Huge income inequality is violence, says French Protestant leader

By staff writers
January 10, 2013

The president of the national council of the Reformed Church of France has described growing income inequality as a form of violence and has called for self-restraint among high earners in a time of austerity.

The appeal comes in an article appearing in the French newspaper La Croix, and in an English translation on the website of religion and society thinktank Ekklesia.

The Rev Laurent Schlumberger, who will be the first president of the United Protestant Church of France (EPUF) after its official founding in May 2013, appears sceptical about the will and capacity of governments and consumer-bound individuals to act decisively to lessen the growing gap between very high incomes and low salaries. But he believes it is right to encourage "very large shareholders, economic leaders of groups, the stars of sport and entertainment, top financiers" to "put a limit on the income you will accept."

To those who will think this naïve, the French Protestant leader declares: "It is you who will turn out to be naïve for thinking that everything can continue just as it is and that you bear no responsibility."

Schlumberger's attack on the corrosive impact of inequality is direct and powerful.

"At the end of 2012 poverty is spreading like a disease and at the same time the bosses of the top quoted companies are earning even more," he writes. "These developments have a deep-seated impact.

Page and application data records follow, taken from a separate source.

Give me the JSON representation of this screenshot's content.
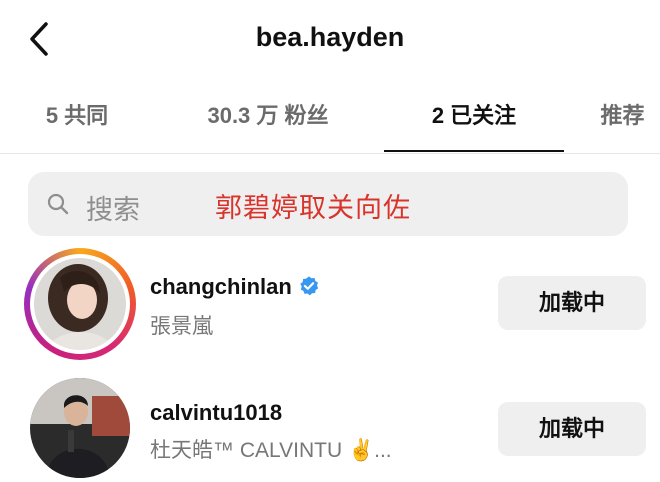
{
  "header": {
    "title": "bea.hayden",
    "back_icon": "chevron-left-icon"
  },
  "tabs": [
    {
      "label": "5 共同",
      "active": false
    },
    {
      "label": "30.3 万 粉丝",
      "active": false
    },
    {
      "label": "2 已关注",
      "active": true
    },
    {
      "label": "推荐",
      "active": false
    }
  ],
  "search": {
    "placeholder": "搜索",
    "icon": "search-icon"
  },
  "overlay_caption": "郭碧婷取关向佐",
  "following": [
    {
      "username": "changchinlan",
      "verified": true,
      "full_name": "張景嵐",
      "has_story_ring": true,
      "button_label": "加载中"
    },
    {
      "username": "calvintu1018",
      "verified": false,
      "full_name": "杜天皓™ CALVINTU ✌️...",
      "has_story_ring": false,
      "button_label": "加载中"
    }
  ],
  "colors": {
    "caption": "#d8342c",
    "verified": "#3897f0",
    "button_bg": "#efefef"
  }
}
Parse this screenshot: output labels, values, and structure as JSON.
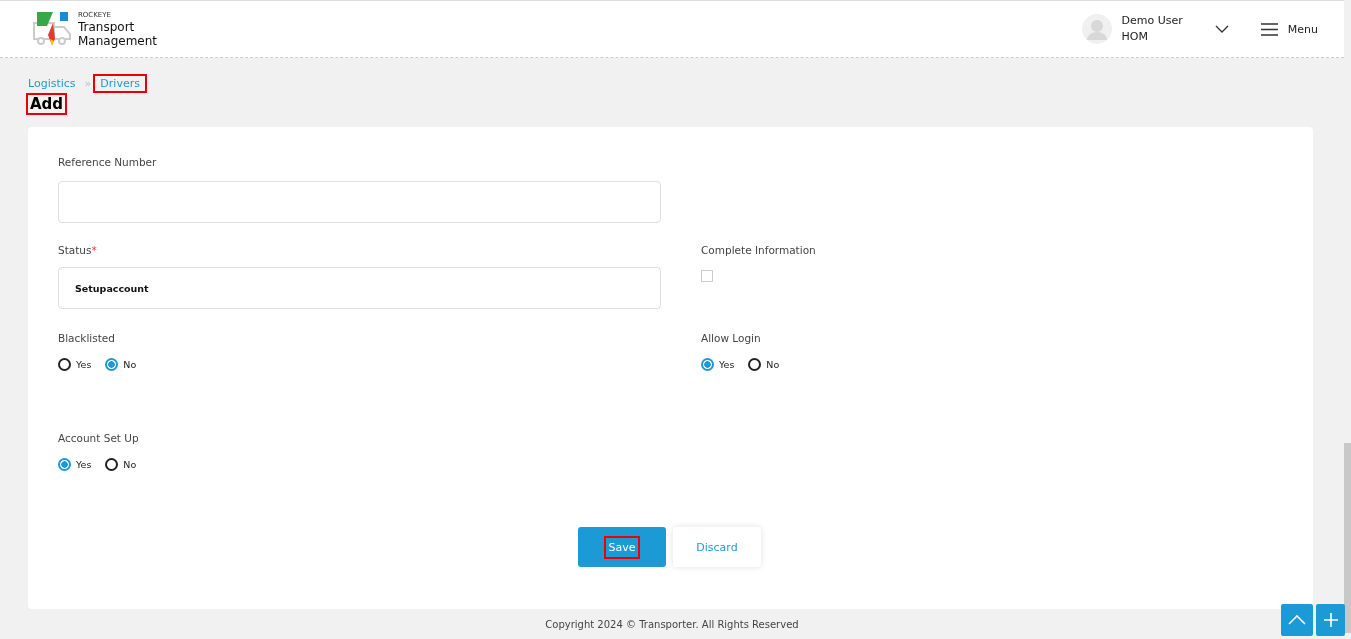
{
  "header": {
    "logo": {
      "brand": "ROCKEYE",
      "title_line_1": "Transport",
      "title_line_2": "Management"
    },
    "user": {
      "name": "Demo User",
      "role": "HOM"
    },
    "menu_label": "Menu"
  },
  "breadcrumb_separator": "»",
  "breadcrumb": [
    {
      "label": "Logistics",
      "highlighted": false
    },
    {
      "label": "Drivers",
      "highlighted": true
    }
  ],
  "page_title": {
    "text": "Add",
    "highlighted": true
  },
  "form": {
    "rows": [
      [
        {
          "kind": "text",
          "label": "Reference Number"
        }
      ],
      [
        {
          "kind": "select",
          "label": "Status",
          "required_mark": "*",
          "value": "Setupaccount"
        },
        {
          "kind": "checkbox",
          "label": "Complete Information",
          "checked": false
        }
      ],
      [
        {
          "kind": "radio",
          "label": "Blacklisted",
          "options": [
            {
              "label": "Yes",
              "selected": false
            },
            {
              "label": "No",
              "selected": true
            }
          ]
        },
        {
          "kind": "radio",
          "label": "Allow Login",
          "options": [
            {
              "label": "Yes",
              "selected": true
            },
            {
              "label": "No",
              "selected": false
            }
          ]
        }
      ],
      [
        {
          "kind": "radio",
          "label": "Account Set Up",
          "options": [
            {
              "label": "Yes",
              "selected": true
            },
            {
              "label": "No",
              "selected": false
            }
          ]
        }
      ]
    ],
    "buttons": [
      {
        "kind": "primary",
        "label": "Save",
        "highlighted": true
      },
      {
        "kind": "secondary",
        "label": "Discard",
        "highlighted": false
      }
    ]
  },
  "footer": "Copyright 2024 © Transporter. All Rights Reserved"
}
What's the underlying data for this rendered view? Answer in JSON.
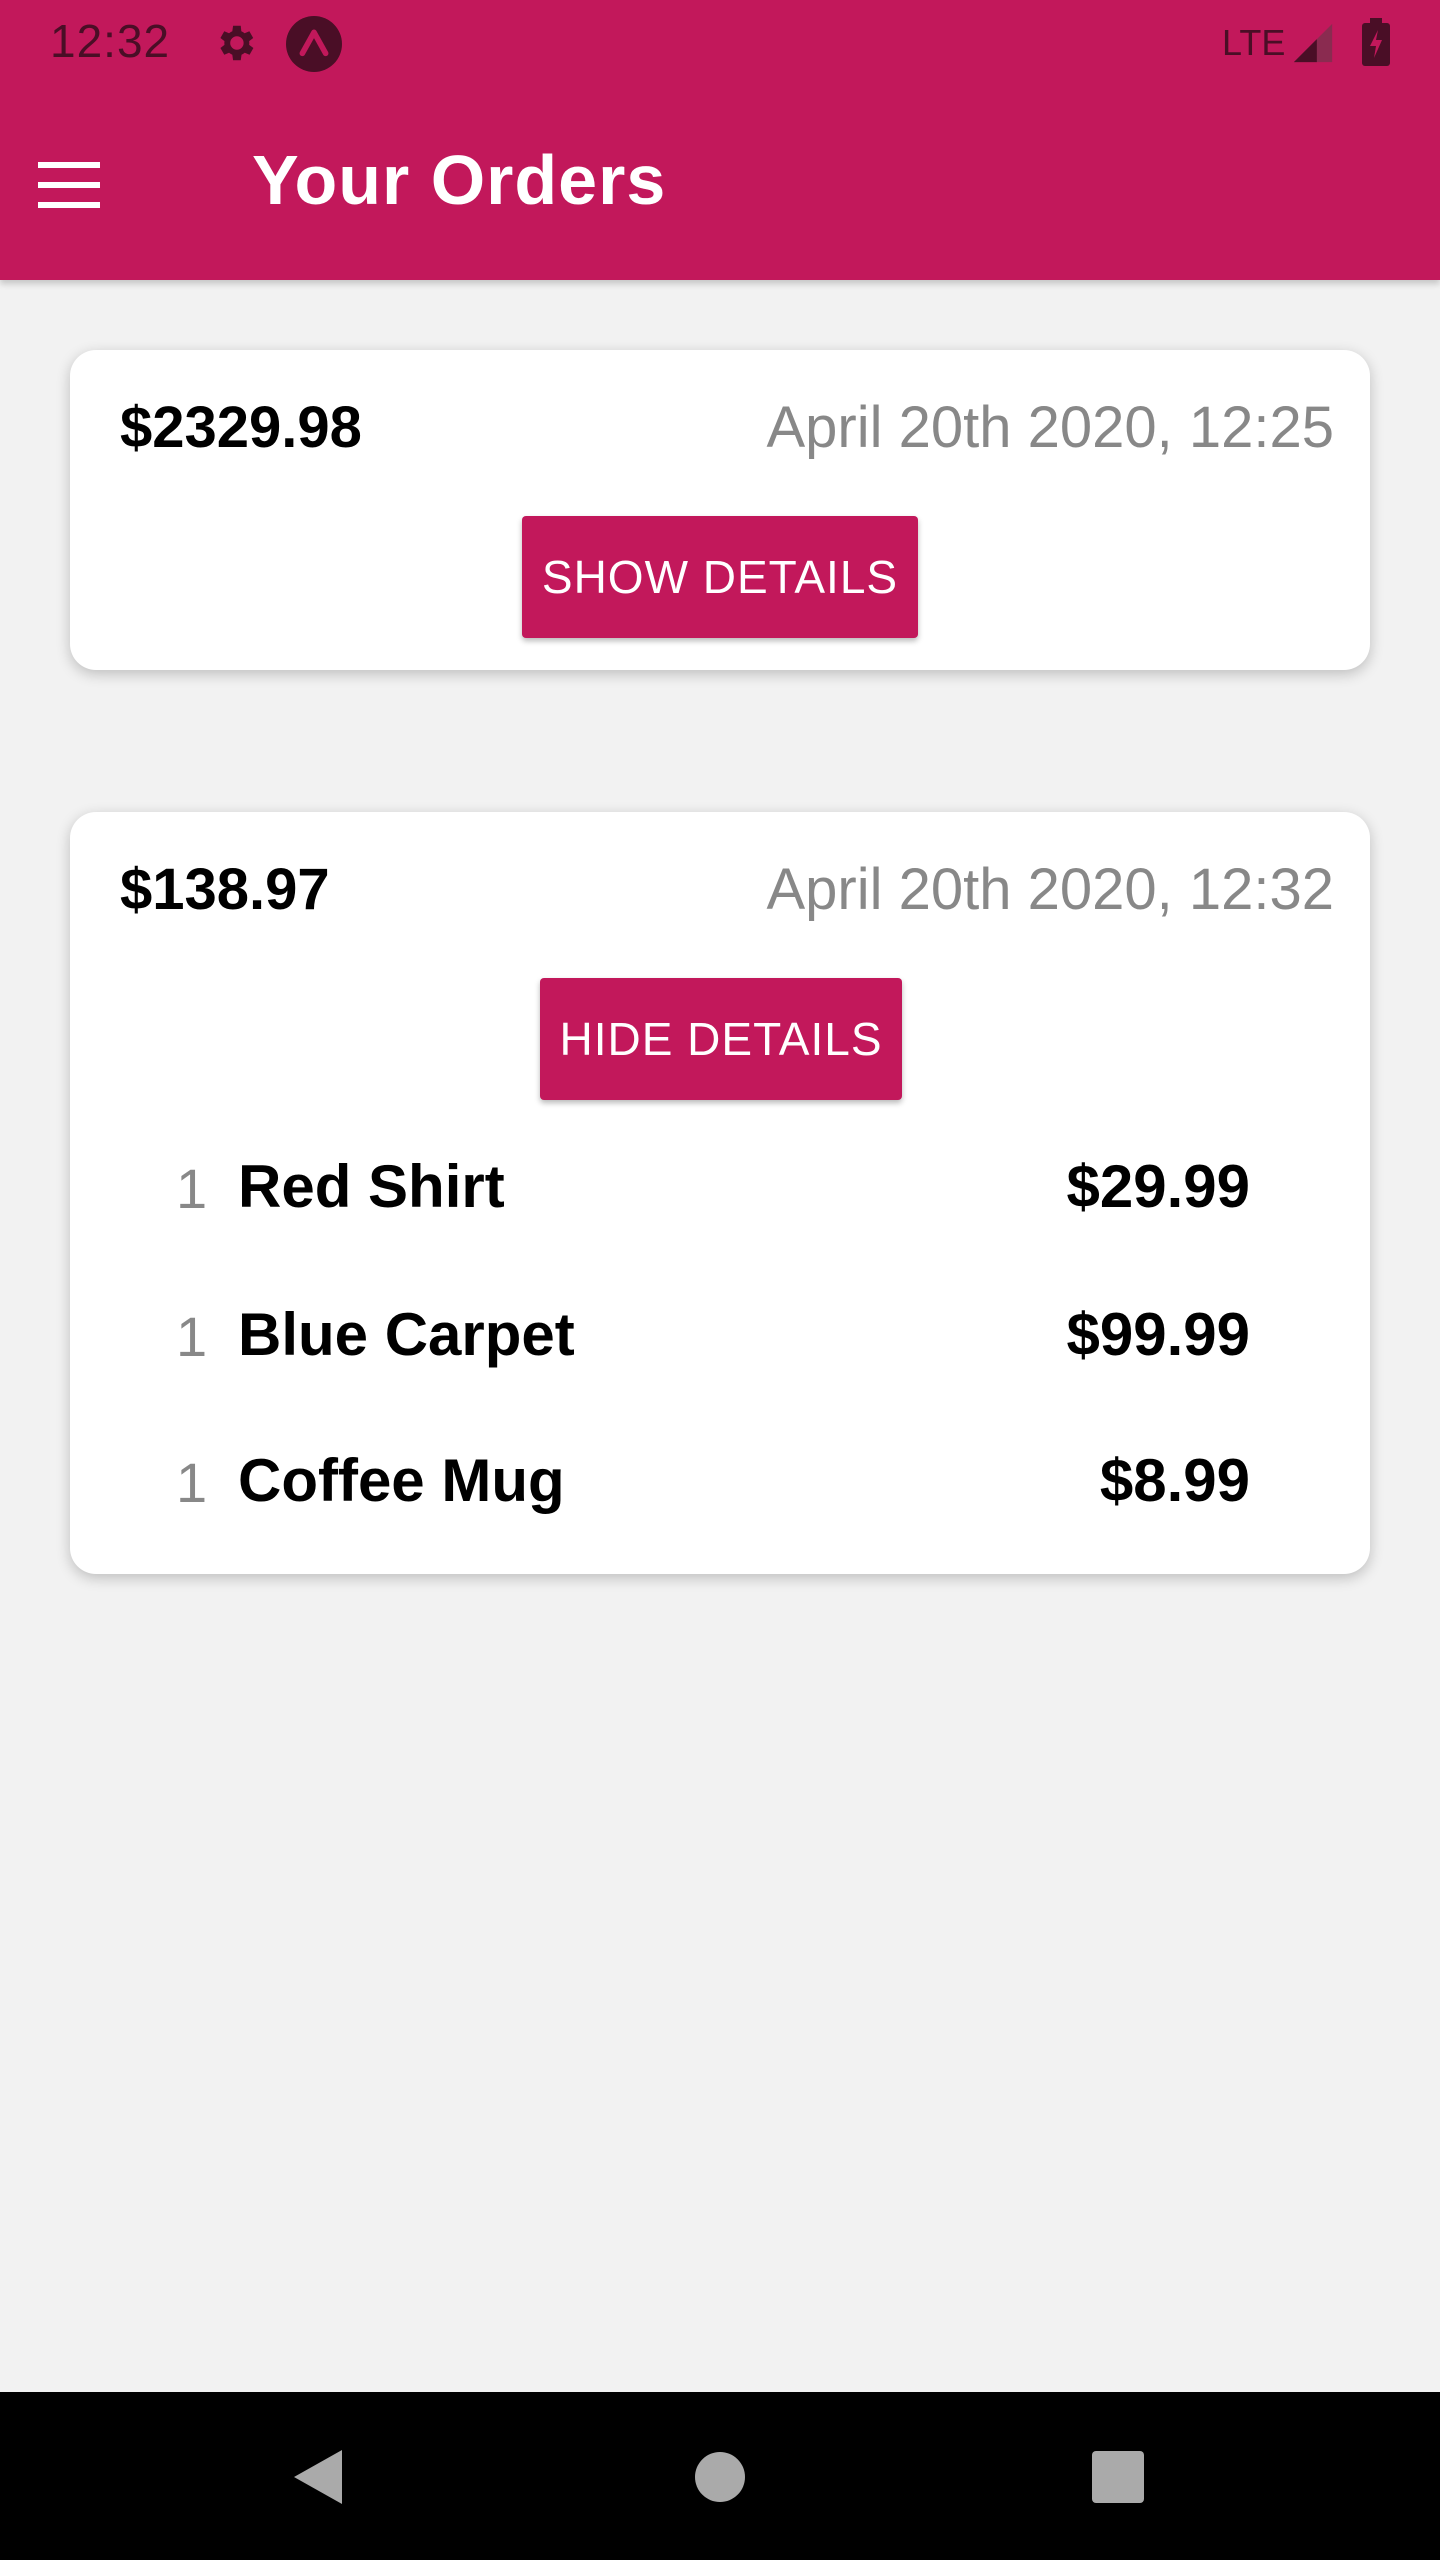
{
  "status_bar": {
    "time": "12:32",
    "network": "LTE",
    "icons": [
      "gear-icon",
      "expo-icon",
      "signal-icon",
      "battery-charging-icon"
    ]
  },
  "header": {
    "title": "Your Orders",
    "menu_icon": "hamburger-menu-icon",
    "background_color": "#c2185b"
  },
  "orders": [
    {
      "total": "$2329.98",
      "date": "April 20th 2020, 12:25",
      "button_label": "SHOW DETAILS",
      "items": []
    },
    {
      "total": "$138.97",
      "date": "April 20th 2020, 12:32",
      "button_label": "HIDE DETAILS",
      "items": [
        {
          "quantity": "1",
          "name": "Red Shirt",
          "price": "$29.99"
        },
        {
          "quantity": "1",
          "name": "Blue Carpet",
          "price": "$99.99"
        },
        {
          "quantity": "1",
          "name": "Coffee Mug",
          "price": "$8.99"
        }
      ]
    }
  ],
  "navigation": {
    "icons": [
      "back-icon",
      "home-icon",
      "recent-apps-icon"
    ]
  },
  "colors": {
    "accent": "#c2185b",
    "background": "#f2f2f2",
    "secondary_text": "#888888"
  }
}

This growing inequality engenders a triple violence: moral, social and human."

"In the 2008 crisis, economic and political leaders made solemn commitments to support increased regulation and more reasonable salaries. Since then the race for money has taken off even faster," says the Protestant church leader.

The Reformed Church of France (L’Église Réformée de France, ÉRF) is a Christian denomination with Calvinist roots. It is the original and largest Protestant denomination in France.

* Read 'In praise of income limits: a call for self-regulation', by Laurent Schlumberger (translated by Jane Stranz) in full here:

* ÉRF/EPUF website (French):


Although the views expressed in this article do not necessarily represent the views of Ekklesia, the article may reflect Ekklesia's values. If you use Ekklesia's news briefings please consider making a donation to sponsor Ekklesia's work here.